From Middle English More, Moore, from Old French More (modern French Maure), from Latin Maurus (a Moor, meaning a Mauretanian, an inhabitant of Mauretania), from Ancient Greek Μαυρούσιος (Mauroúsios, Mauretanian). Doublet of Moro.

Noun[edit]

Moor (plural Moors)

  1. (historical) A member of an ancient Berber people from Mauretania.
  2. (historical) A member of an Islamic people of Arab or Berber origin ruling Spain and parts of North Africa from the 8th to the 15th centuries.
  3. (archaic) A Muslim or a person from the Middle East or Africa.
  4. (dated) A person of mixed Arab and Berber ancestry inhabiting the Mediterranean coastline of northwest Africa.
  5. A person of an ethnic group speaking the Hassaniya language, mainly inhabiting Western Sahara, Mauritania, and parts of neighbouring countries (Morocco, Mali, Senegal etc.).

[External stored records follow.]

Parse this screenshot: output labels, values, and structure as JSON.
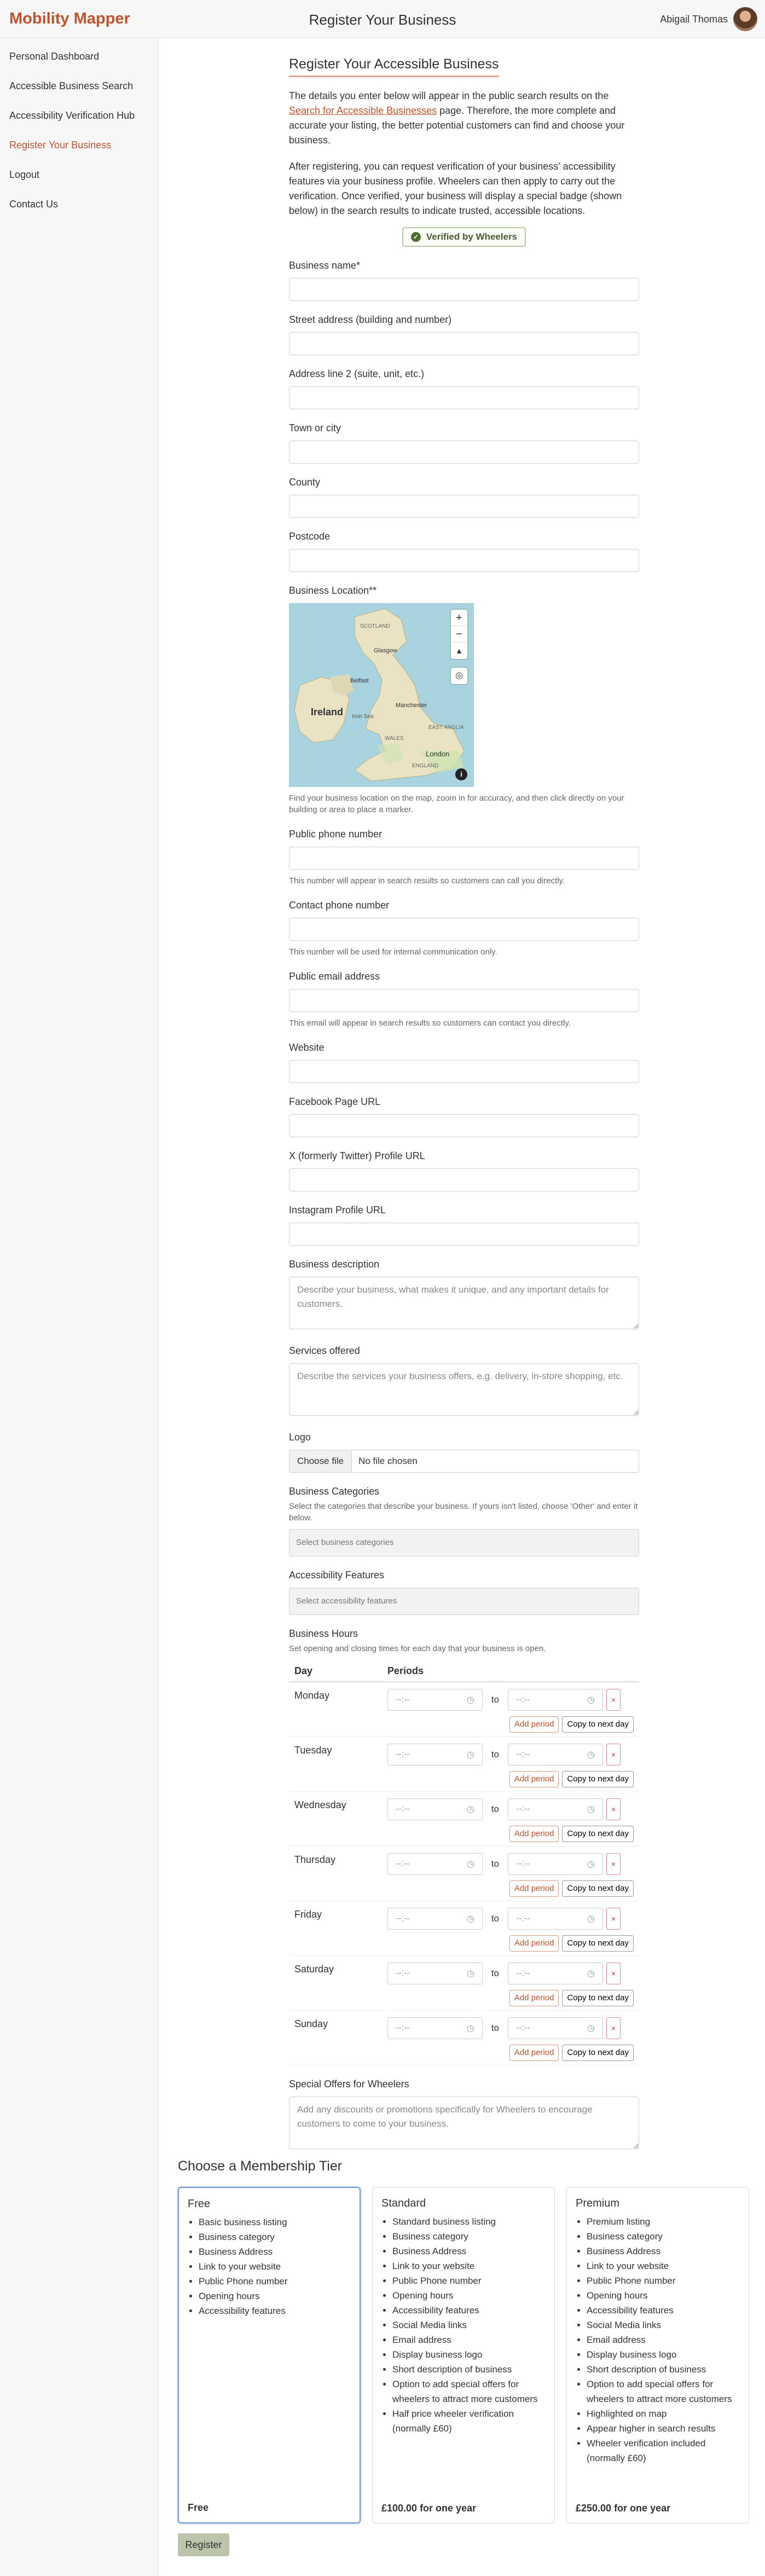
{
  "header": {
    "brand": "Mobility Mapper",
    "title": "Register Your Business",
    "user_name": "Abigail Thomas"
  },
  "sidebar": {
    "items": [
      {
        "label": "Personal Dashboard",
        "active": false
      },
      {
        "label": "Accessible Business Search",
        "active": false
      },
      {
        "label": "Accessibility Verification Hub",
        "active": false
      },
      {
        "label": "Register Your Business",
        "active": true
      },
      {
        "label": "Logout",
        "active": false
      },
      {
        "label": "Contact Us",
        "active": false
      }
    ]
  },
  "form": {
    "heading": "Register Your Accessible Business",
    "intro1_before": "The details you enter below will appear in the public search results on the ",
    "intro1_link": "Search for Accessible Businesses",
    "intro1_after": " page. Therefore, the more complete and accurate your listing, the better potential customers can find and choose your business.",
    "intro2": "After registering, you can request verification of your business' accessibility features via your business profile. Wheelers can then apply to carry out the verification. Once verified, your business will display a special badge (shown below) in the search results to indicate trusted, accessible locations.",
    "badge": "Verified by Wheelers",
    "business_name": "Business name*",
    "street": "Street address (building and number)",
    "address2": "Address line 2 (suite, unit, etc.)",
    "town": "Town or city",
    "county": "County",
    "postcode": "Postcode",
    "location": "Business Location**",
    "map_labels": {
      "scotland": "SCOTLAND",
      "glasgow": "Glasgow",
      "belfast": "Belfast",
      "ireland": "Ireland",
      "irish_sea": "Irish Sea",
      "manchester": "Manchester",
      "wales": "WALES",
      "east_anglia": "EAST ANGLIA",
      "london": "London",
      "england": "ENGLAND"
    },
    "location_help": "Find your business location on the map, zoom in for accuracy, and then click directly on your building or area to place a marker.",
    "public_phone": "Public phone number",
    "public_phone_help": "This number will appear in search results so customers can call you directly.",
    "contact_phone": "Contact phone number",
    "contact_phone_help": "This number will be used for internal communication only.",
    "public_email": "Public email address",
    "public_email_help": "This email will appear in search results so customers can contact you directly.",
    "website": "Website",
    "facebook": "Facebook Page URL",
    "twitter": "X (formerly Twitter) Profile URL",
    "instagram": "Instagram Profile URL",
    "description": "Business description",
    "description_ph": "Describe your business, what makes it unique, and any important details for customers.",
    "services": "Services offered",
    "services_ph": "Describe the services your business offers, e.g. delivery, in-store shopping, etc.",
    "logo": "Logo",
    "file_btn": "Choose file",
    "file_status": "No file chosen",
    "categories": "Business Categories",
    "categories_help": "Select the categories that describe your business. If yours isn't listed, choose 'Other' and enter it below.",
    "categories_ph": "Select business categories",
    "features": "Accessibility Features",
    "features_ph": "Select accessibility features",
    "hours": "Business Hours",
    "hours_help": "Set opening and closing times for each day that your business is open.",
    "col_day": "Day",
    "col_periods": "Periods",
    "time_ph": "--:--",
    "to": "to",
    "remove": "×",
    "add_period": "Add period",
    "copy_next": "Copy to next day",
    "days": [
      "Monday",
      "Tuesday",
      "Wednesday",
      "Thursday",
      "Friday",
      "Saturday",
      "Sunday"
    ],
    "offers": "Special Offers for Wheelers",
    "offers_ph": "Add any discounts or promotions specifically for Wheelers to encourage customers to come to your business."
  },
  "membership": {
    "heading": "Choose a Membership Tier",
    "tiers": [
      {
        "name": "Free",
        "price": "Free",
        "selected": true,
        "features": [
          "Basic business listing",
          "Business category",
          "Business Address",
          "Link to your website",
          "Public Phone number",
          "Opening hours",
          "Accessibility features"
        ]
      },
      {
        "name": "Standard",
        "price": "£100.00 for one year",
        "selected": false,
        "features": [
          "Standard business listing",
          "Business category",
          "Business Address",
          "Link to your website",
          "Public Phone number",
          "Opening hours",
          "Accessibility features",
          "Social Media links",
          "Email address",
          "Display business logo",
          "Short description of business",
          "Option to add special offers for wheelers to attract more customers",
          "Half price wheeler verification (normally £60)"
        ]
      },
      {
        "name": "Premium",
        "price": "£250.00 for one year",
        "selected": false,
        "features": [
          "Premium listing",
          "Business category",
          "Business Address",
          "Link to your website",
          "Public Phone number",
          "Opening hours",
          "Accessibility features",
          "Social Media links",
          "Email address",
          "Display business logo",
          "Short description of business",
          "Option to add special offers for wheelers to attract more customers",
          "Highlighted on map",
          "Appear higher in search results",
          "Wheeler verification included (normally £60)"
        ]
      }
    ],
    "register": "Register"
  },
  "colors": {
    "brand": "#c2522c",
    "badge_green": "#4f6e2f",
    "selected_tier": "#6f97e0"
  }
}
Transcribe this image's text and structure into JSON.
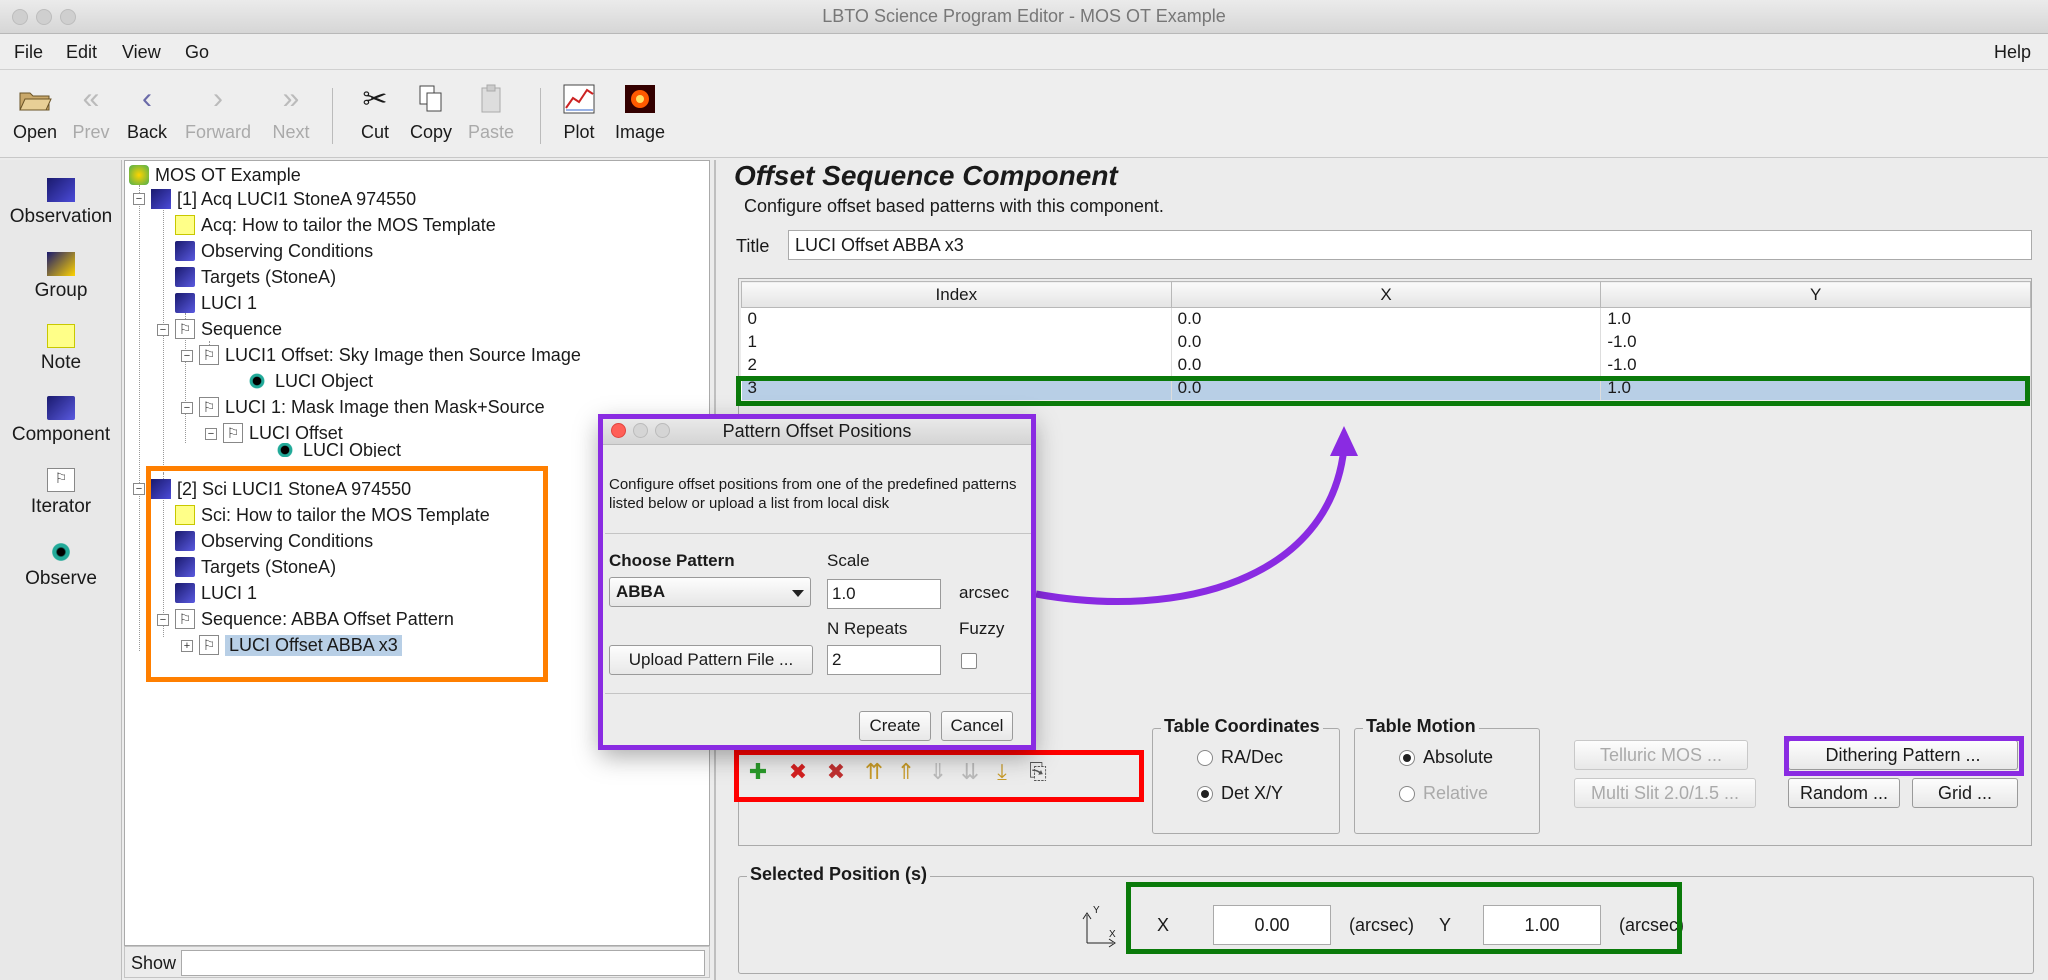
{
  "window": {
    "title": "LBTO Science Program Editor - MOS OT Example"
  },
  "menu": {
    "file": "File",
    "edit": "Edit",
    "view": "View",
    "go": "Go",
    "help": "Help"
  },
  "toolbar": {
    "open": "Open",
    "prev": "Prev",
    "back": "Back",
    "forward": "Forward",
    "next": "Next",
    "cut": "Cut",
    "copy": "Copy",
    "paste": "Paste",
    "plot": "Plot",
    "image": "Image"
  },
  "palette": {
    "observation": "Observation",
    "group": "Group",
    "note": "Note",
    "component": "Component",
    "iterator": "Iterator",
    "observe": "Observe"
  },
  "tree": {
    "root": "MOS OT Example",
    "n1": "[1] Acq LUCI1 StoneA 974550",
    "n2": "Acq: How to tailor the MOS Template",
    "n3": "Observing Conditions",
    "n4": "Targets (StoneA)",
    "n5": "LUCI 1",
    "n6": "Sequence",
    "n7": "LUCI1 Offset: Sky Image then Source Image",
    "n8": "LUCI Object",
    "n9": "LUCI 1: Mask Image then Mask+Source",
    "n10": "LUCI Offset",
    "n11": "LUCI Object",
    "n12": "[2] Sci LUCI1 StoneA 974550",
    "n13": "Sci: How to tailor the MOS Template",
    "n14": "Observing Conditions",
    "n15": "Targets (StoneA)",
    "n16": "LUCI 1",
    "n17": "Sequence: ABBA Offset Pattern",
    "n18": "LUCI Offset ABBA x3"
  },
  "show": {
    "label": "Show",
    "value": ""
  },
  "editor": {
    "heading": "Offset Sequence Component",
    "subtitle": "Configure offset based patterns with this component.",
    "title_label": "Title",
    "title_value": "LUCI Offset ABBA x3"
  },
  "table": {
    "headers": [
      "Index",
      "X",
      "Y"
    ],
    "rows": [
      [
        "0",
        "0.0",
        "1.0"
      ],
      [
        "1",
        "0.0",
        "-1.0"
      ],
      [
        "2",
        "0.0",
        "-1.0"
      ],
      [
        "3",
        "0.0",
        "1.0"
      ]
    ],
    "selected_row": 3
  },
  "coords": {
    "legend": "Table Coordinates",
    "radec": "RA/Dec",
    "detxy": "Det X/Y",
    "selected": "Det X/Y"
  },
  "motion": {
    "legend": "Table Motion",
    "absolute": "Absolute",
    "relative": "Relative",
    "selected": "Absolute"
  },
  "buttons": {
    "telluric": "Telluric MOS ...",
    "multislit": "Multi Slit 2.0/1.5 ...",
    "dithering": "Dithering Pattern ...",
    "random": "Random ...",
    "grid": "Grid ..."
  },
  "selected_position": {
    "legend": "Selected Position (s)",
    "x_label": "X",
    "x_value": "0.00",
    "x_unit": "(arcsec)",
    "y_label": "Y",
    "y_value": "1.00",
    "y_unit": "(arcsec)",
    "axis_y": "Y",
    "axis_x": "X"
  },
  "dialog": {
    "title": "Pattern Offset Positions",
    "description": "Configure offset positions from one of the predefined patterns listed below or upload a list from local disk",
    "choose_pattern_label": "Choose Pattern",
    "pattern_value": "ABBA",
    "scale_label": "Scale",
    "scale_value": "1.0",
    "scale_unit": "arcsec",
    "repeats_label": "N Repeats",
    "repeats_value": "2",
    "fuzzy_label": "Fuzzy",
    "upload_button": "Upload Pattern File ...",
    "create_button": "Create",
    "cancel_button": "Cancel"
  },
  "colors": {
    "highlight_orange": "#ff7f00",
    "highlight_purple": "#8a2be2",
    "highlight_green": "#0a7a0a",
    "highlight_red": "#ff0000",
    "selection": "#b8cfe6"
  },
  "icons": {
    "add": "add-icon",
    "delete": "delete-icon",
    "delete-all": "delete-all-icon",
    "move-top": "move-top-icon",
    "move-up": "move-up-icon",
    "move-down": "move-down-icon",
    "move-bottom": "move-bottom-icon",
    "move-last": "move-last-icon",
    "paste-row": "paste-row-icon"
  }
}
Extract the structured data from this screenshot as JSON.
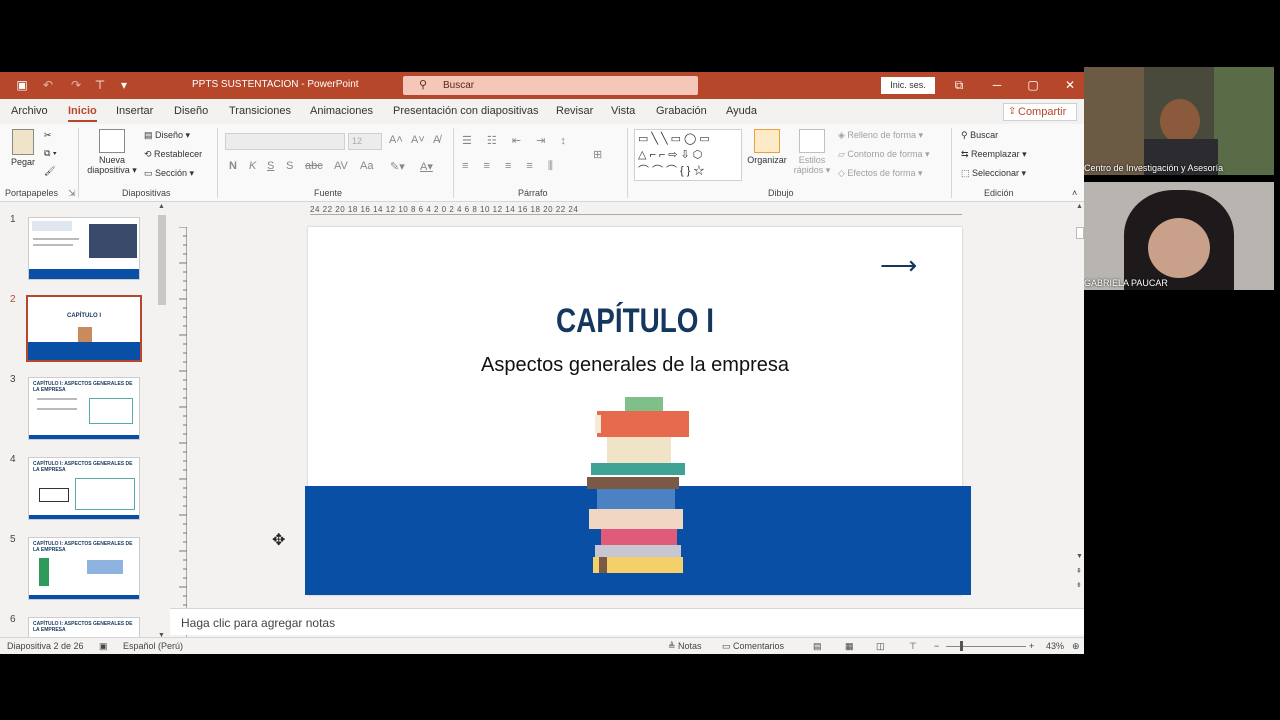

Derived terms[edit]

Translations[edit]

The translations below need to be checked and inserted above into the appropriate translation tables, removing any numbers. Numbers do not necessarily match those in definitions. See instructions at Wiktionary:Entry layout § Translations.

See also[edit]

Etymology 2[edit]

Proper noun[edit]

Moor (plural Moors)

  1. A surname​.
    1. A surname, from Irish​.
    2. A English surname, from given names​.

Anagrams[edit]


Dutch[edit]

Etymology[edit]

From Middle Dutch moor, from Old French maure, from Latin Maurus, from Ancient Greek Μαυρός (Maurós).

Pronunciation[edit]

  • IPA(key): /moːr/
  • (file)
  • Hyphenation: Moor
  • Rhymes: -oːr

Noun[edit]

Moor m (plural Moren, diminutive Moortje n, feminine Morin)

  1. (historical) A Moor (member of a Berber people from western North Africa, ruling parts of Spain during the Middle Ages).
  2. (archaic, potentially offensive) A black person, a negro.

Derived terms[edit]


German[edit]

Etymology[edit]

From Middle Low German mōr, mūr, from Old Saxon mōr, from Proto-Germanic *mōraz, from Proto-Indo-European. Compare Dutch moer, English moor.

Pronunciation[edit]

Noun[edit]

Moor n (genitive Moors or Moores, plural Moore)

  1. marsh, mire, bog
  2. (Hochmoor) moor
  3. (Flachmoor) fen

Declension[edit]

Synonyms[edit]

Hypernyms[edit]

Hyponyms[edit]

Derived terms[edit]

Related terms[edit]

Further reading[edit]

  • Moor” in Duden online